AFL-CIO spokesman Rich Templin said it's "possible and probable" that the union would launch a coordinated campaign with groups like the teachers union. For now, Templin said the unions' top leaders are still studying the amendment, though he noted there were already plans under way to oppose the previous amendment that was headed to voters before it was scuttled by a judge and ultimately replaced by legislators.

"We would not be starting from zero," Templin said. "We were ready to go with a grass-roots, mainstream plan to defeat the last plan, and we have not stopped. We're confident when the governor is done crisscrossing the state like a cheerleader and people start looking at this, they'll realize it will decimate their schools, parks, senior centers and after-school programs."

Orlando Sentinel - Proposal pits tax relief against cash for schools

"The current proposal does not hold education harmless, and, as promised, the FEA cannot support and will not support the current plan in its current form," [Andy]Ford [president of the Florida Education Association] said.

Tax reform or tax cuts?

Florida TaxWatch is another organization reviewing the proposed amendment:

Florida TaxWatch finds that that the plan really amounts to tax cuts – not true tax reform.

Savings are targeted almost exclusively to homestead property owners, leaving non-homesteaders and businesses with little protection from property taxes that have spiraled out of control.

Another issue is that providing more benefits to homesteaders and attempting to fix problems Save Our Homes created for them makes it much more difficult to create a future constitutional amendment to help non-homestead property that would garner enough voter support to pass. Still another problem is that heaping savings on homesteaders may naturally disincentive them from participating to try to keep local government spending under control. Read more about the Florida TaxWatch analysis here.

Ocala Star-Banner - Payton delivers sharp rebuke to Crist, Legislature on tax cuts

"Shame on you, Governor Crist. Shame on you, members of the Florida Legislature. How can you brag about cutting taxes? Do you really think the people don't understand you are taking food out of the mouth of some poor child and calling it tax reform?"

With ire and passion, Marion County Commissioner Jim Payton on Thursday chastised lawmakers before an audience of about 325 social service providers and children's supporters at the seventh annual Children First breakfast at the Ocala Hilton.

Lawmakers have agreed on a proposal, which must be approved by voters in January, that could cut property taxes by $12 billion over the next five years.

"Will you please tell me who this phantom family is who's going to take care of these little children?" the Republican commissioner continued. "Do you understand, governor and members of the Legislature, that these are children of children? They don't have a family, damn it. What do you not understand? Governor Crist and members of the Florida House and Senate, we are asking you to stop this charade. Stop this cheap political pandering for a few votes that might further some ill-conceived ambition. This morning we are calling you out, governor and members of the Legislature. Will you hear our call?"

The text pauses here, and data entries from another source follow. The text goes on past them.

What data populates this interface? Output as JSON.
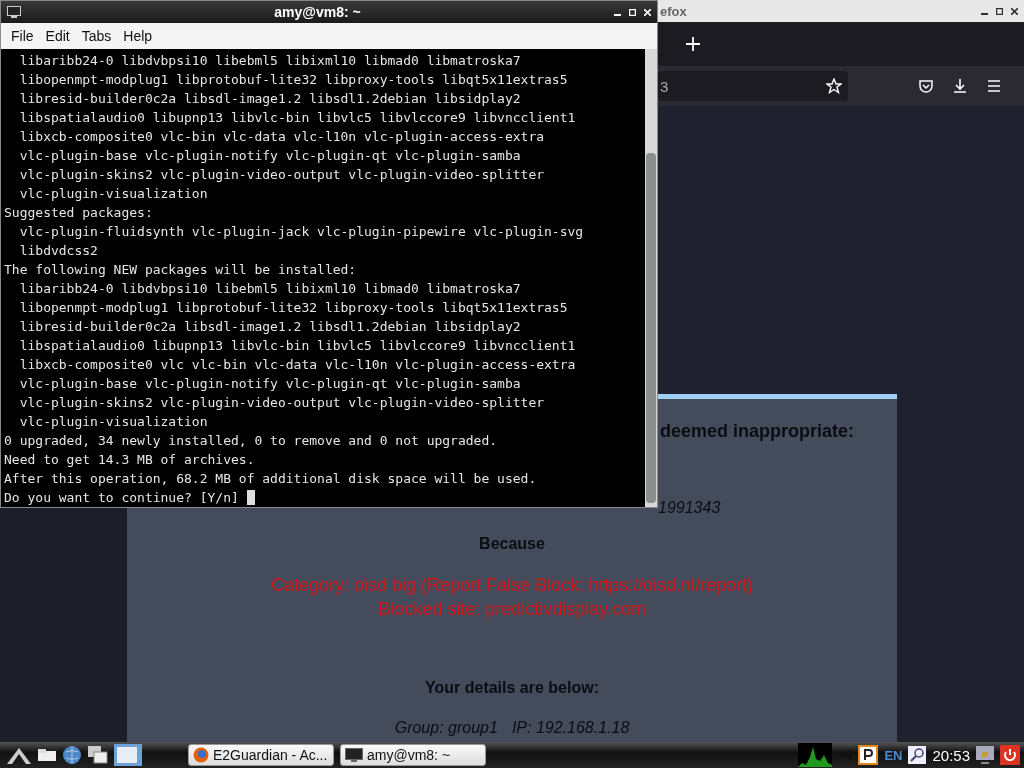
{
  "terminal": {
    "title": "amy@vm8: ~",
    "menu": [
      "File",
      "Edit",
      "Tabs",
      "Help"
    ],
    "lines": [
      "  libaribb24-0 libdvbpsi10 libebml5 libixml10 libmad0 libmatroska7",
      "  libopenmpt-modplug1 libprotobuf-lite32 libproxy-tools libqt5x11extras5",
      "  libresid-builder0c2a libsdl-image1.2 libsdl1.2debian libsidplay2",
      "  libspatialaudio0 libupnp13 libvlc-bin libvlc5 libvlccore9 libvncclient1",
      "  libxcb-composite0 vlc-bin vlc-data vlc-l10n vlc-plugin-access-extra",
      "  vlc-plugin-base vlc-plugin-notify vlc-plugin-qt vlc-plugin-samba",
      "  vlc-plugin-skins2 vlc-plugin-video-output vlc-plugin-video-splitter",
      "  vlc-plugin-visualization",
      "Suggested packages:",
      "  vlc-plugin-fluidsynth vlc-plugin-jack vlc-plugin-pipewire vlc-plugin-svg",
      "  libdvdcss2",
      "The following NEW packages will be installed:",
      "  libaribb24-0 libdvbpsi10 libebml5 libixml10 libmad0 libmatroska7",
      "  libopenmpt-modplug1 libprotobuf-lite32 libproxy-tools libqt5x11extras5",
      "  libresid-builder0c2a libsdl-image1.2 libsdl1.2debian libsidplay2",
      "  libspatialaudio0 libupnp13 libvlc-bin libvlc5 libvlccore9 libvncclient1",
      "  libxcb-composite0 vlc vlc-bin vlc-data vlc-l10n vlc-plugin-access-extra",
      "  vlc-plugin-base vlc-plugin-notify vlc-plugin-qt vlc-plugin-samba",
      "  vlc-plugin-skins2 vlc-plugin-video-output vlc-plugin-video-splitter",
      "  vlc-plugin-visualization",
      "0 upgraded, 34 newly installed, 0 to remove and 0 not upgraded.",
      "Need to get 14.3 MB of archives.",
      "After this operation, 68.2 MB of additional disk space will be used."
    ],
    "prompt": "Do you want to continue? [Y/n]"
  },
  "browser": {
    "title": "efox",
    "address": "3",
    "page": {
      "heading": "deemed inappropriate:",
      "url": "1991343",
      "because": "Because",
      "category": "Category: oisd big (Report False Block: https://oisd.nl/report)",
      "blocked_site": "Blocked site: predictivdisplay.com",
      "details_heading": "Your details are below:",
      "group": "Group: group1",
      "ip": "IP: 192.168.1.18"
    }
  },
  "taskbar": {
    "tasks": [
      {
        "label": "E2Guardian - Ac...",
        "kind": "browser"
      },
      {
        "label": "amy@vm8: ~",
        "kind": "terminal"
      }
    ],
    "language": "EN",
    "clock": "20:53"
  }
}
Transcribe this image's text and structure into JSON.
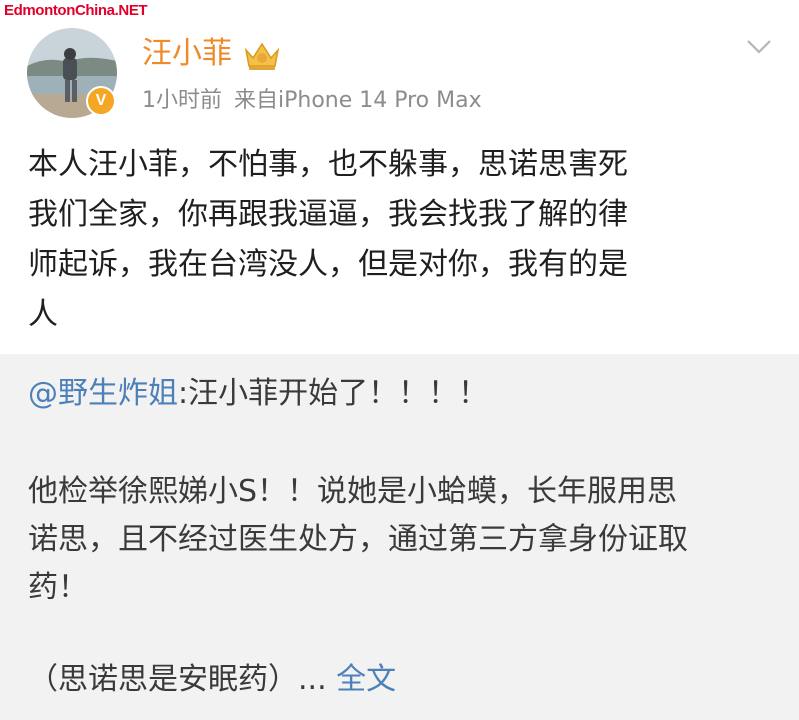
{
  "watermark": {
    "text": "EdmontonChina.NET"
  },
  "post": {
    "author": {
      "name": "汪小菲",
      "verified_badge": "V",
      "badge_icon": "crown-icon"
    },
    "meta": {
      "time": "1小时前",
      "source": "来自iPhone 14 Pro Max"
    },
    "text_lines": [
      "本人汪小菲，不怕事，也不躲事，思诺思害死",
      "我们全家，你再跟我逼逼，我会找我了解的律",
      "师起诉，我在台湾没人，但是对你，我有的是",
      "人"
    ]
  },
  "repost": {
    "mention": "@野生炸姐",
    "first_line": ":汪小菲开始了！！！！",
    "body_lines": [
      "他检举徐熙娣小S！！说她是小蛤蟆，长年服用思",
      "诺思，且不经过医生处方，通过第三方拿身份证取",
      "药！"
    ],
    "last_line": "（思诺思是安眠药）...",
    "full_text_link": "全文"
  },
  "colors": {
    "username": "#f08a27",
    "link": "#4d80b8",
    "meta": "#8c8c8c",
    "watermark": "#e0002a"
  }
}
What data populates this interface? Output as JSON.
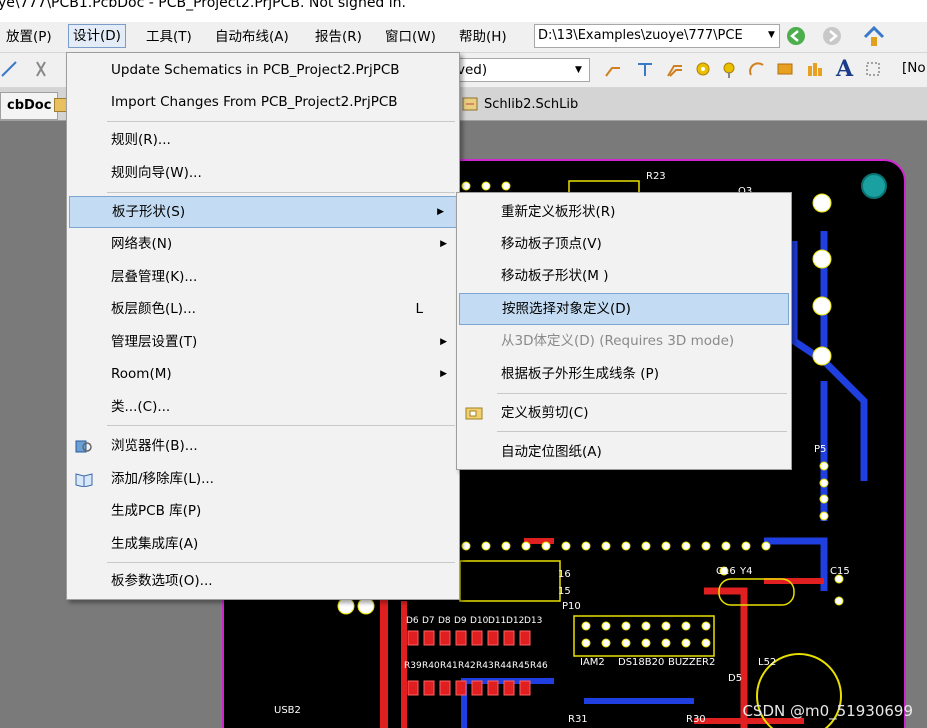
{
  "window": {
    "title": "ye\\777\\PCB1.PcbDoc - PCB_Project2.PrjPCB. Not signed in."
  },
  "menubar": {
    "items": [
      "放置(P)",
      "设计(D)",
      "工具(T)",
      "自动布线(A)",
      "报告(R)",
      "窗口(W)",
      "帮助(H)"
    ],
    "path": "D:\\13\\Examples\\zuoye\\777\\PCE"
  },
  "toolbar": {
    "combo_value": "ved)",
    "right_text": "[No"
  },
  "tabs": {
    "left": "cbDoc",
    "right": "Schlib2.SchLib"
  },
  "design_menu": {
    "items": [
      {
        "label": "Update Schematics in PCB_Project2.PrjPCB"
      },
      {
        "label": "Import Changes From PCB_Project2.PrjPCB"
      },
      {
        "label": "规则(R)..."
      },
      {
        "label": "规则向导(W)..."
      },
      {
        "label": "板子形状(S)"
      },
      {
        "label": "网络表(N)"
      },
      {
        "label": "层叠管理(K)..."
      },
      {
        "label": "板层颜色(L)...",
        "shortcut": "L"
      },
      {
        "label": "管理层设置(T)"
      },
      {
        "label": "Room(M)"
      },
      {
        "label": "类...(C)..."
      },
      {
        "label": "浏览器件(B)..."
      },
      {
        "label": "添加/移除库(L)..."
      },
      {
        "label": "生成PCB 库(P)"
      },
      {
        "label": "生成集成库(A)"
      },
      {
        "label": "板参数选项(O)..."
      }
    ]
  },
  "board_shape_submenu": {
    "items": [
      {
        "label": "重新定义板形状(R)"
      },
      {
        "label": "移动板子顶点(V)"
      },
      {
        "label": "移动板子形状(M )"
      },
      {
        "label": "按照选择对象定义(D)"
      },
      {
        "label": "从3D体定义(D) (Requires 3D mode)"
      },
      {
        "label": "根据板子外形生成线条 (P)"
      },
      {
        "label": "定义板剪切(C)"
      },
      {
        "label": "自动定位图纸(A)"
      }
    ]
  },
  "pcb_labels": [
    "R23",
    "P5",
    "C16",
    "Y4",
    "C15",
    "P10",
    "D6",
    "D7",
    "D8",
    "D9",
    "D10",
    "D11",
    "D12",
    "D13",
    "R39",
    "R40",
    "R41",
    "R42",
    "R43",
    "R44",
    "R45",
    "R46",
    "IAM2",
    "DS18B20",
    "BUZZER2",
    "D5",
    "L52",
    "USB2",
    "R31",
    "R30",
    "Q3",
    "16",
    "15"
  ],
  "watermark": "CSDN @m0_51930699",
  "colors": {
    "board_outline": "#d026d0",
    "track_blue": "#1f3fe0",
    "track_red": "#e02020",
    "pad_yellow": "#e8e000",
    "highlight": "#c3dcf3"
  }
}
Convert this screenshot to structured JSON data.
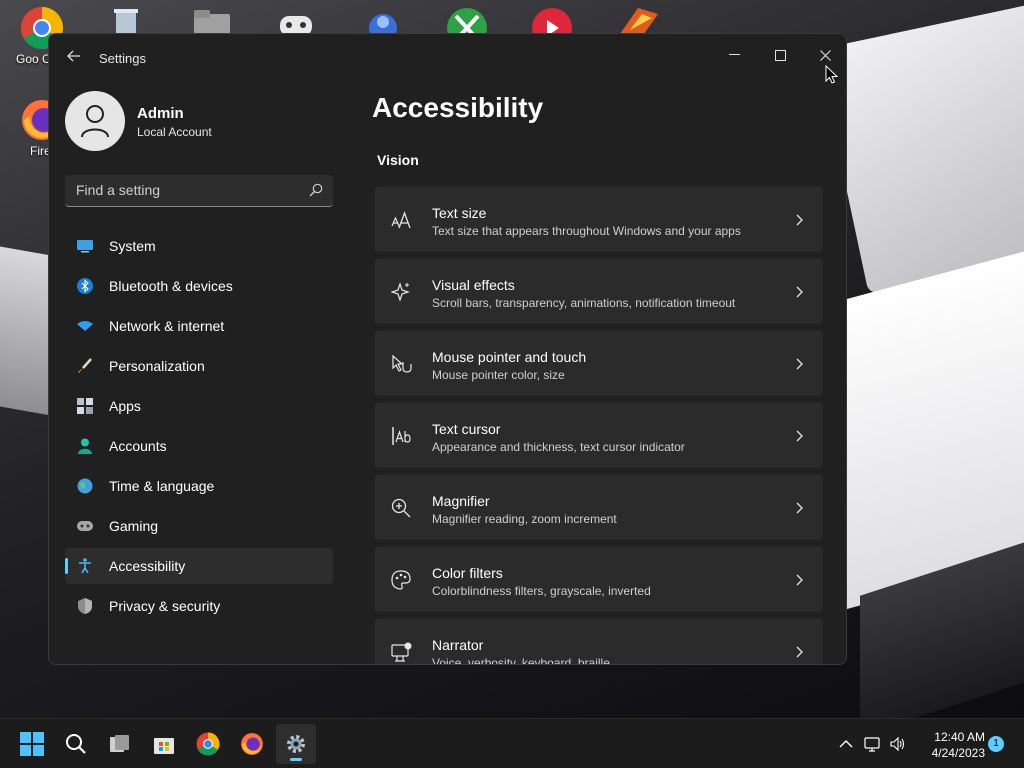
{
  "desktop": {
    "icons": [
      {
        "label": "Goo Chro",
        "name": "chrome-desktop-icon"
      },
      {
        "label": "Firef",
        "name": "firefox-desktop-icon"
      }
    ]
  },
  "window": {
    "title": "Settings"
  },
  "profile": {
    "name": "Admin",
    "account_type": "Local Account"
  },
  "search": {
    "placeholder": "Find a setting"
  },
  "nav": {
    "items": [
      {
        "label": "System",
        "icon": "system-icon"
      },
      {
        "label": "Bluetooth & devices",
        "icon": "bluetooth-icon"
      },
      {
        "label": "Network & internet",
        "icon": "wifi-icon"
      },
      {
        "label": "Personalization",
        "icon": "brush-icon"
      },
      {
        "label": "Apps",
        "icon": "apps-icon"
      },
      {
        "label": "Accounts",
        "icon": "person-icon"
      },
      {
        "label": "Time & language",
        "icon": "globe-icon"
      },
      {
        "label": "Gaming",
        "icon": "gamepad-icon"
      },
      {
        "label": "Accessibility",
        "icon": "accessibility-icon",
        "active": true
      },
      {
        "label": "Privacy & security",
        "icon": "shield-icon"
      }
    ]
  },
  "main": {
    "title": "Accessibility",
    "section": "Vision",
    "cards": [
      {
        "title": "Text size",
        "desc": "Text size that appears throughout Windows and your apps",
        "icon": "text-size-icon"
      },
      {
        "title": "Visual effects",
        "desc": "Scroll bars, transparency, animations, notification timeout",
        "icon": "sparkle-icon"
      },
      {
        "title": "Mouse pointer and touch",
        "desc": "Mouse pointer color, size",
        "icon": "pointer-touch-icon"
      },
      {
        "title": "Text cursor",
        "desc": "Appearance and thickness, text cursor indicator",
        "icon": "text-cursor-icon"
      },
      {
        "title": "Magnifier",
        "desc": "Magnifier reading, zoom increment",
        "icon": "magnifier-icon"
      },
      {
        "title": "Color filters",
        "desc": "Colorblindness filters, grayscale, inverted",
        "icon": "palette-icon"
      },
      {
        "title": "Narrator",
        "desc": "Voice, verbosity, keyboard, braille",
        "icon": "narrator-icon"
      }
    ]
  },
  "taskbar": {
    "time": "12:40 AM",
    "date": "4/24/2023",
    "notification_count": "1"
  },
  "colors": {
    "accent": "#60cdff",
    "window_bg": "#202020",
    "card_bg": "#2b2b2b"
  }
}
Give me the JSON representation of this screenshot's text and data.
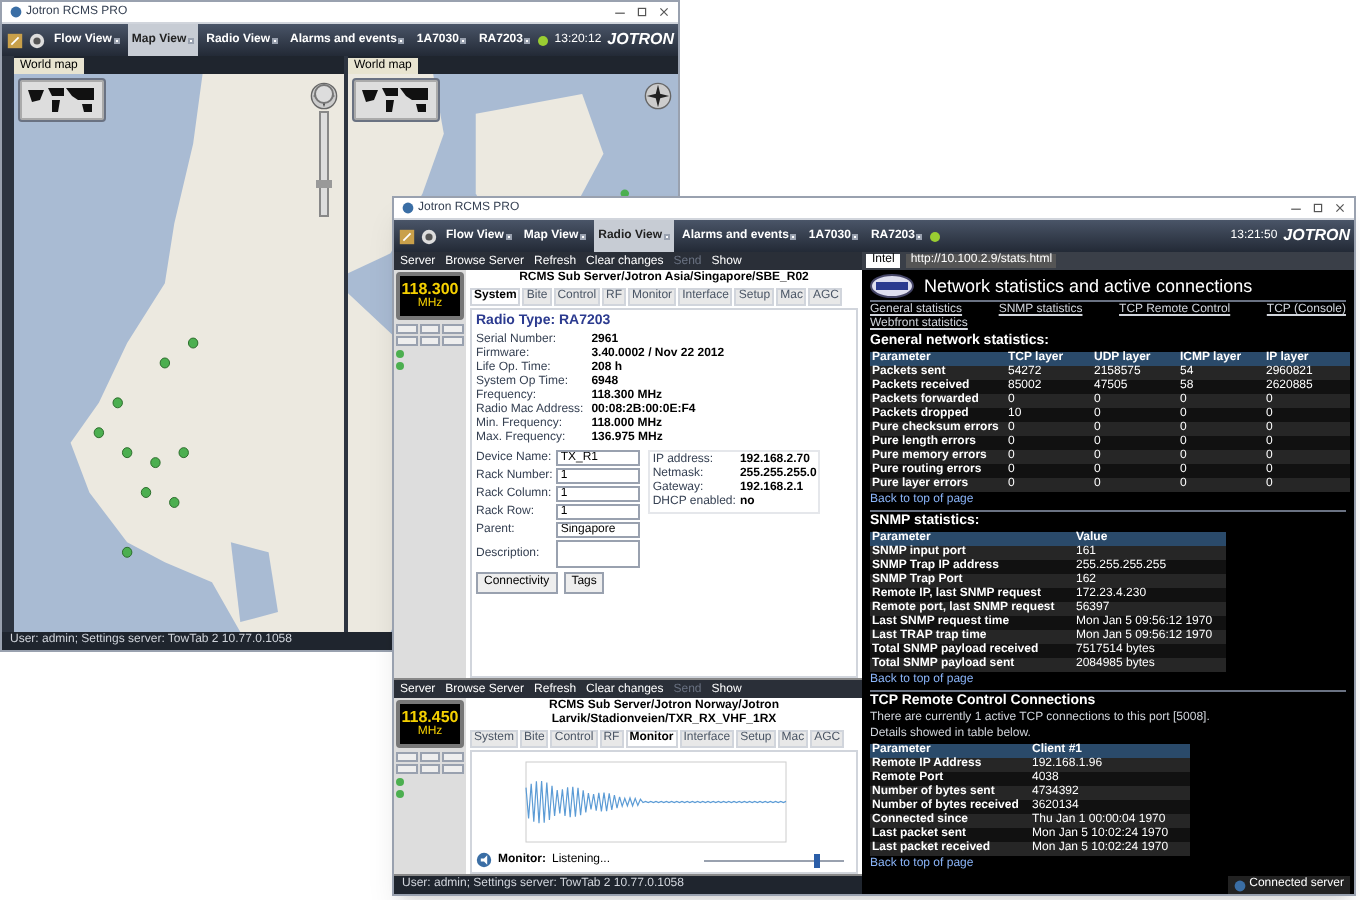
{
  "back_window": {
    "title": "Jotron RCMS PRO",
    "tabs": [
      {
        "label": "Flow View",
        "selected": false
      },
      {
        "label": "Map View",
        "selected": true
      },
      {
        "label": "Radio View",
        "selected": false
      },
      {
        "label": "Alarms and events",
        "selected": false
      },
      {
        "label": "1A7030",
        "selected": false
      },
      {
        "label": "RA7203",
        "selected": false
      }
    ],
    "clock": "13:20:12",
    "brand": "JOTRON",
    "panes": [
      {
        "tab": "World map",
        "kind": "land"
      },
      {
        "tab": "World map",
        "kind": "sea"
      }
    ],
    "status_bar": "User: admin; Settings server: TowTab 2 10.77.0.1058"
  },
  "front_window": {
    "title": "Jotron RCMS PRO",
    "tabs": [
      {
        "label": "Flow View",
        "selected": false
      },
      {
        "label": "Map View",
        "selected": false
      },
      {
        "label": "Radio View",
        "selected": true
      },
      {
        "label": "Alarms and events",
        "selected": false
      },
      {
        "label": "1A7030",
        "selected": false
      },
      {
        "label": "RA7203",
        "selected": false
      }
    ],
    "clock": "13:21:50",
    "brand": "JOTRON",
    "radio_panels": [
      {
        "kind": "details",
        "toolbar": [
          {
            "label": "Server",
            "disabled": false
          },
          {
            "label": "Browse Server",
            "disabled": false
          },
          {
            "label": "Refresh",
            "disabled": false
          },
          {
            "label": "Clear changes",
            "disabled": false
          },
          {
            "label": "Send",
            "disabled": true
          },
          {
            "label": "Show",
            "disabled": false
          }
        ],
        "path": "RCMS Sub Server/Jotron Asia/Singapore/SBE_R02",
        "frequency": "118.300",
        "unit": "MHz",
        "tabs": [
          {
            "label": "System",
            "selected": true
          },
          {
            "label": "Bite",
            "selected": false
          },
          {
            "label": "Control",
            "selected": false
          },
          {
            "label": "RF",
            "selected": false
          },
          {
            "label": "Monitor",
            "selected": false
          },
          {
            "label": "Interface",
            "selected": false
          },
          {
            "label": "Setup",
            "selected": false
          },
          {
            "label": "Mac",
            "selected": false
          },
          {
            "label": "AGC",
            "selected": false
          }
        ],
        "heading": "Radio Type: RA7203",
        "fields": [
          {
            "label": "Serial Number:",
            "value": "2961"
          },
          {
            "label": "Firmware:",
            "value": "3.40.0002 / Nov 22 2012"
          },
          {
            "label": "Life Op. Time:",
            "value": "208 h"
          },
          {
            "label": "System Op Time:",
            "value": "6948"
          },
          {
            "label": "Frequency:",
            "value": "118.300 MHz"
          },
          {
            "label": "Radio Mac Address:",
            "value": "00:08:2B:00:0E:F4"
          },
          {
            "label": "Min. Frequency:",
            "value": "118.000 MHz"
          },
          {
            "label": "Max. Frequency:",
            "value": "136.975 MHz"
          }
        ],
        "settings": [
          {
            "label": "Device Name:",
            "value": "TX_R1"
          },
          {
            "label": "Rack Number:",
            "value": "1"
          },
          {
            "label": "Rack Column:",
            "value": "1"
          },
          {
            "label": "Rack Row:",
            "value": "1"
          },
          {
            "label": "Parent:",
            "value": "Singapore"
          },
          {
            "label": "Description:"
          }
        ],
        "network": [
          {
            "label": "IP address:",
            "value": "192.168.2.70"
          },
          {
            "label": "Netmask:",
            "value": "255.255.255.0"
          },
          {
            "label": "Gateway:",
            "value": "192.168.2.1"
          },
          {
            "label": "DHCP enabled:",
            "value": "no"
          }
        ],
        "buttons": [
          "Connectivity",
          "Tags"
        ]
      },
      {
        "kind": "monitor",
        "toolbar": [
          {
            "label": "Server",
            "disabled": false
          },
          {
            "label": "Browse Server",
            "disabled": false
          },
          {
            "label": "Refresh",
            "disabled": false
          },
          {
            "label": "Clear changes",
            "disabled": false
          },
          {
            "label": "Send",
            "disabled": true
          },
          {
            "label": "Show",
            "disabled": false
          }
        ],
        "path": "RCMS Sub Server/Jotron Norway/Jotron Larvik/Stadionveien/TXR_RX_VHF_1RX",
        "frequency": "118.450",
        "unit": "MHz",
        "tabs": [
          {
            "label": "System",
            "selected": false
          },
          {
            "label": "Bite",
            "selected": false
          },
          {
            "label": "Control",
            "selected": false
          },
          {
            "label": "RF",
            "selected": false
          },
          {
            "label": "Monitor",
            "selected": true
          },
          {
            "label": "Interface",
            "selected": false
          },
          {
            "label": "Setup",
            "selected": false
          },
          {
            "label": "Mac",
            "selected": false
          },
          {
            "label": "AGC",
            "selected": false
          }
        ],
        "monitor_label": "Monitor:",
        "monitor_status": "Listening...",
        "level": 0.78
      }
    ],
    "status_bar": "User: admin; Settings server: TowTab 2 10.77.0.1058",
    "browser": {
      "tab": "Intel",
      "address": "http://10.100.2.9/stats.html",
      "title": "Network statistics and active connections",
      "links": [
        "General statistics",
        "SNMP statistics",
        "TCP Remote Control",
        "TCP (Console)",
        "Webfront statistics"
      ],
      "sections": [
        {
          "heading": "General network statistics:",
          "columns": [
            "Parameter",
            "TCP layer",
            "UDP layer",
            "ICMP layer",
            "IP layer"
          ],
          "rows": [
            [
              "Packets sent",
              "54272",
              "2158575",
              "54",
              "2960821"
            ],
            [
              "Packets received",
              "85002",
              "47505",
              "58",
              "2620885"
            ],
            [
              "Packets forwarded",
              "0",
              "0",
              "0",
              "0"
            ],
            [
              "Packets dropped",
              "10",
              "0",
              "0",
              "0"
            ],
            [
              "Pure checksum errors",
              "0",
              "0",
              "0",
              "0"
            ],
            [
              "Pure length errors",
              "0",
              "0",
              "0",
              "0"
            ],
            [
              "Pure memory errors",
              "0",
              "0",
              "0",
              "0"
            ],
            [
              "Pure routing errors",
              "0",
              "0",
              "0",
              "0"
            ],
            [
              "Pure layer errors",
              "0",
              "0",
              "0",
              "0"
            ]
          ],
          "back": "Back to top of page"
        },
        {
          "heading": "SNMP statistics:",
          "columns": [
            "Parameter",
            "Value"
          ],
          "rows": [
            [
              "SNMP input port",
              "161"
            ],
            [
              "SNMP Trap IP address",
              "255.255.255.255"
            ],
            [
              "SNMP Trap Port",
              "162"
            ],
            [
              "Remote IP, last SNMP request",
              "172.23.4.230"
            ],
            [
              "Remote port, last SNMP request",
              "56397"
            ],
            [
              "Last SNMP request time",
              "Mon Jan 5 09:56:12 1970"
            ],
            [
              "Last TRAP trap time",
              "Mon Jan 5 09:56:12 1970"
            ],
            [
              "Total SNMP payload received",
              "7517514 bytes"
            ],
            [
              "Total SNMP payload sent",
              "2084985 bytes"
            ]
          ],
          "back": "Back to top of page"
        },
        {
          "heading": "TCP Remote Control Connections",
          "intro": [
            "There are currently 1 active TCP connections to this port [5008].",
            "Details showed in table below."
          ],
          "columns": [
            "Parameter",
            "Client #1"
          ],
          "rows": [
            [
              "Remote IP Address",
              "192.168.1.96"
            ],
            [
              "Remote Port",
              "4038"
            ],
            [
              "Number of bytes sent",
              "4734392"
            ],
            [
              "Number of bytes received",
              "3620134"
            ],
            [
              "Connected since",
              "Thu Jan 1 00:00:04 1970"
            ],
            [
              "Last packet sent",
              "Mon Jan 5 10:02:24 1970"
            ],
            [
              "Last packet received",
              "Mon Jan 5 10:02:24 1970"
            ]
          ],
          "back": "Back to top of page"
        }
      ]
    },
    "notification": "Connected server"
  }
}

Tax cuts

Orlando-Sentinel - Florida House speaker to continue fight for tax cuts

The Speaker plans to raise money from two lobbyist groups, Floridians for Property Tax Reform and his own, to push his tax-cutting agenda. Of the former, reporter Aaron Deslatte uncovers this interesting tidbit:

In the minutes after the tax-cutting session ended Oct. 29, Rubio said he hadn't "given a lot of thought" to his next steps.

But three weeks earlier, on Oct. 8, the speaker had already asked the House's chief lawyer whether he could raise money for the group without violating Florida's fundraising-disclosure law and lobbyist-gift ban, records show.

Because the speaker did not "create, control or maintain" the group, House General Counsel Jeremiah Hawkes wrote, he won't have to adhere to a 2006 law that public officials disclose on a Web site the companies or lobbyists giving them checks.

That means Rubio could potentially raise tens of thousands of dollars from lobbyists whose clients have business before the Legislature -- and never disclose their names.

This from a guy who touts accountability.